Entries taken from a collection
- - -

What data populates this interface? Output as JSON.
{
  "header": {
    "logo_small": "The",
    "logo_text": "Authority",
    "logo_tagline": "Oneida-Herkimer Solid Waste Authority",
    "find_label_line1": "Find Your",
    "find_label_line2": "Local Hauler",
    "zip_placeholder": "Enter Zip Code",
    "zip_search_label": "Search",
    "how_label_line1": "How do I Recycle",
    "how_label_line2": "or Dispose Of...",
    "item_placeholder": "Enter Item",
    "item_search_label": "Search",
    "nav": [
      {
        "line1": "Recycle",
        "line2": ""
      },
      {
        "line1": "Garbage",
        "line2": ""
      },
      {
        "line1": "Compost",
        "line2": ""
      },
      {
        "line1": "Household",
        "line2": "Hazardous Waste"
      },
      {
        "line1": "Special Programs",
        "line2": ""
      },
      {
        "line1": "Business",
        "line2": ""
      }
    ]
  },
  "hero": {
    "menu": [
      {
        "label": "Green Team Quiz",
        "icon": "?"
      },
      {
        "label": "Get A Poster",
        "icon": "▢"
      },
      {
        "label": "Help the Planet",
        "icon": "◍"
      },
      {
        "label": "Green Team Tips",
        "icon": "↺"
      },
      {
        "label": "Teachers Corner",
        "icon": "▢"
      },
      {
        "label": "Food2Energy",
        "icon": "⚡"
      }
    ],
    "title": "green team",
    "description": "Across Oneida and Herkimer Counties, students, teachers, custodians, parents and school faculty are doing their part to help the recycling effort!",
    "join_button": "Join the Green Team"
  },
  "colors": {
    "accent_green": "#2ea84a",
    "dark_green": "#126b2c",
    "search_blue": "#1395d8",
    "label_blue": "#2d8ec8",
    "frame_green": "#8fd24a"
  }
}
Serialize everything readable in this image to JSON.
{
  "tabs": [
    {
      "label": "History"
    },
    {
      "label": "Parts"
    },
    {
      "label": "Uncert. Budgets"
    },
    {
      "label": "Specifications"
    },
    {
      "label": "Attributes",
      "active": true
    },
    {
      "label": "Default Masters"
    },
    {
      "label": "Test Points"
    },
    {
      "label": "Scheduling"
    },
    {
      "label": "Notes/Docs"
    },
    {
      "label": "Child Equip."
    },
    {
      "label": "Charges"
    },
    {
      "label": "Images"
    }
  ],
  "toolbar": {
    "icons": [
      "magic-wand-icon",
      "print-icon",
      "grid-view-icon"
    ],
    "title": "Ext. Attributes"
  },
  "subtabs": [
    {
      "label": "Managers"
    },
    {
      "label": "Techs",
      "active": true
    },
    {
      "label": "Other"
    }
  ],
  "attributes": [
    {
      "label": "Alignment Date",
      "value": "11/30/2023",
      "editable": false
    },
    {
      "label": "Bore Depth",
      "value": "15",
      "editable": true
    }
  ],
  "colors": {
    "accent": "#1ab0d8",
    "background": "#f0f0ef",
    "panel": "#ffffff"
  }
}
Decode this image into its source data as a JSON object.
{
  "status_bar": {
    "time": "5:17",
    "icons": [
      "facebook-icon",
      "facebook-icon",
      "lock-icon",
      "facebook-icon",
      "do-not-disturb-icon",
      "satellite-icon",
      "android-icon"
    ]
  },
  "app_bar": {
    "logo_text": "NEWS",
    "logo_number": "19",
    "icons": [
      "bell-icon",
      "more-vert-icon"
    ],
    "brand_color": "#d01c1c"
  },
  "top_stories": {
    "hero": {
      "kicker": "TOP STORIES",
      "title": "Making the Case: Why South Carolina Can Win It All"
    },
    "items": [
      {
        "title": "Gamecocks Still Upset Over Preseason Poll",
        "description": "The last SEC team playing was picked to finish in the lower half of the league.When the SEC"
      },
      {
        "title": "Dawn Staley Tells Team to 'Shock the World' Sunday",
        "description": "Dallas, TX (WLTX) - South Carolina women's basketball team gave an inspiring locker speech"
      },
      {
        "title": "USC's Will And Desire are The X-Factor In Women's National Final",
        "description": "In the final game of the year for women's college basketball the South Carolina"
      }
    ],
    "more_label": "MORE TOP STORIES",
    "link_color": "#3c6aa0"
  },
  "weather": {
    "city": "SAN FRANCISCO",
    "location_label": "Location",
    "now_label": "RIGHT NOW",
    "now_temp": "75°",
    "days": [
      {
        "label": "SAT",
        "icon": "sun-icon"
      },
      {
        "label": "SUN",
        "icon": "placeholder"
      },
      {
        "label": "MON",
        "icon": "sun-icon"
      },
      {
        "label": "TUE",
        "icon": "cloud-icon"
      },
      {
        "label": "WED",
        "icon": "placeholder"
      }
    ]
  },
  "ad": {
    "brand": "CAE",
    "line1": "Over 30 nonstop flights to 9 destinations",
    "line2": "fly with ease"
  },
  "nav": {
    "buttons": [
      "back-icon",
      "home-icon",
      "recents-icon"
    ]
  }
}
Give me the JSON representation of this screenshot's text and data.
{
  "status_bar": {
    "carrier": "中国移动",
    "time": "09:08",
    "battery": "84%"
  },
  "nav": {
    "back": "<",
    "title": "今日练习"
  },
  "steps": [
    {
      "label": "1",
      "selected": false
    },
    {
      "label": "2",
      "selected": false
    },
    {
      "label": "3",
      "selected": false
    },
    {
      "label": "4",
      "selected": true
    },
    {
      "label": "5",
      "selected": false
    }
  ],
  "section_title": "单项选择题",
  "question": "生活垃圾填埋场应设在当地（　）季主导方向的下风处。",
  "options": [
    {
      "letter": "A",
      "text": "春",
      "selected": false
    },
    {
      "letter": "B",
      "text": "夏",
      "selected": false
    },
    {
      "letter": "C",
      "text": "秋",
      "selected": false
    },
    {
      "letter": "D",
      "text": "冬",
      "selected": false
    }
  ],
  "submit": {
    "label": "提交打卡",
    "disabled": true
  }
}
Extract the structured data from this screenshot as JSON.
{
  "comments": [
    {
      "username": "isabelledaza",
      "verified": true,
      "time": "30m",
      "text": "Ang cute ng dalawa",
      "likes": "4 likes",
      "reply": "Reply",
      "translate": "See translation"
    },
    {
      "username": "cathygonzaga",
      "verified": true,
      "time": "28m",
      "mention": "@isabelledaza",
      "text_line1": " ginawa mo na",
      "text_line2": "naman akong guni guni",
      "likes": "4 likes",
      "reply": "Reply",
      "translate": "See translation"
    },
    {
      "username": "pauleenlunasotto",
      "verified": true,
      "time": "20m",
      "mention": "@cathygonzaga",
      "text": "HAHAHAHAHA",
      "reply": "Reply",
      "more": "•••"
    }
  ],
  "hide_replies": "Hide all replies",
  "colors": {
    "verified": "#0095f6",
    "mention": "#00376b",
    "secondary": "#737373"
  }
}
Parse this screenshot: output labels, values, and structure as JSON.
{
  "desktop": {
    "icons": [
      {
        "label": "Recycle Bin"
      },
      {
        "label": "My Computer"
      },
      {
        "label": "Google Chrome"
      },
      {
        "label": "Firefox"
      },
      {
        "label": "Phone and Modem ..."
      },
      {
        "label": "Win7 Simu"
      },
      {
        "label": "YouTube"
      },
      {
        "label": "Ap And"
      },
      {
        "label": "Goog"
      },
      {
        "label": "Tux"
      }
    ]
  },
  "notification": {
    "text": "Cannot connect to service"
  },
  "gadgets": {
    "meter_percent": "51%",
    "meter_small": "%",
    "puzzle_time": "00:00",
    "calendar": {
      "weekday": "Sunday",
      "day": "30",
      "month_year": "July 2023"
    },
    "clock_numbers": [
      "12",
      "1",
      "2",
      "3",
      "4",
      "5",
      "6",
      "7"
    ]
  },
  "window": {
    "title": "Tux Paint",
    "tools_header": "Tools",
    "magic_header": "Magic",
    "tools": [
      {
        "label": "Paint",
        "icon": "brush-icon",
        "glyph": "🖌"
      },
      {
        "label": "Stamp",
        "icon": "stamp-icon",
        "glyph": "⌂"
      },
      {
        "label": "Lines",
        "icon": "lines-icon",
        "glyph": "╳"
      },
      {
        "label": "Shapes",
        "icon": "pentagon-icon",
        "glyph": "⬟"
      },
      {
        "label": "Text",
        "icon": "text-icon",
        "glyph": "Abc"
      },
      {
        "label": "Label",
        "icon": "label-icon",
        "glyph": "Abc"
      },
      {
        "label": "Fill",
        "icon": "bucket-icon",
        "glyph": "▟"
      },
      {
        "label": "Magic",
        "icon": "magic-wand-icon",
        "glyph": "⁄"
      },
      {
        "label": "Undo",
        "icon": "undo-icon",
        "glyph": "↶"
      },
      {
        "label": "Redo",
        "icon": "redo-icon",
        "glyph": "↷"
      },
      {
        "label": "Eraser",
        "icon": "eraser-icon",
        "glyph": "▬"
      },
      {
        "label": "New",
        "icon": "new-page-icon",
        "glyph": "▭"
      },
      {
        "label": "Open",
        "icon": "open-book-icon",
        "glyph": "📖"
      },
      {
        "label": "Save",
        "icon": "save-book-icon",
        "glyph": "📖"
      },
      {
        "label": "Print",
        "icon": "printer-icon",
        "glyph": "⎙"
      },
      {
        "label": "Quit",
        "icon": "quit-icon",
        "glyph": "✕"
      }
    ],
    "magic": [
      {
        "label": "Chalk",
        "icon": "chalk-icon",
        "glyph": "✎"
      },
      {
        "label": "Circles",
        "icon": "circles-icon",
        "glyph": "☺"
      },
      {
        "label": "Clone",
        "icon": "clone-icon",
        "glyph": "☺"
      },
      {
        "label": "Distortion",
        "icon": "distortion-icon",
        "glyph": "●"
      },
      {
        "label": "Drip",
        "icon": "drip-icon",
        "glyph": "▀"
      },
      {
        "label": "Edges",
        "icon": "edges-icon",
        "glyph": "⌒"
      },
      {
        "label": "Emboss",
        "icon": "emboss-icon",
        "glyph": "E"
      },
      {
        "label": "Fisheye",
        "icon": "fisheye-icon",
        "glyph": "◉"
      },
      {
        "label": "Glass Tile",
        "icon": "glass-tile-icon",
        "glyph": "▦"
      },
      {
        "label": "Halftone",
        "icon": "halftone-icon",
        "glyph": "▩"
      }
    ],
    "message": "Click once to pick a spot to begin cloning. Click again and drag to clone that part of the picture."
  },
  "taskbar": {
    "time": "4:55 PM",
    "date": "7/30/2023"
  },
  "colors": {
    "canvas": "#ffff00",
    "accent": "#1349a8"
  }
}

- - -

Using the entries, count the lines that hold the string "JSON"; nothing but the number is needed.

6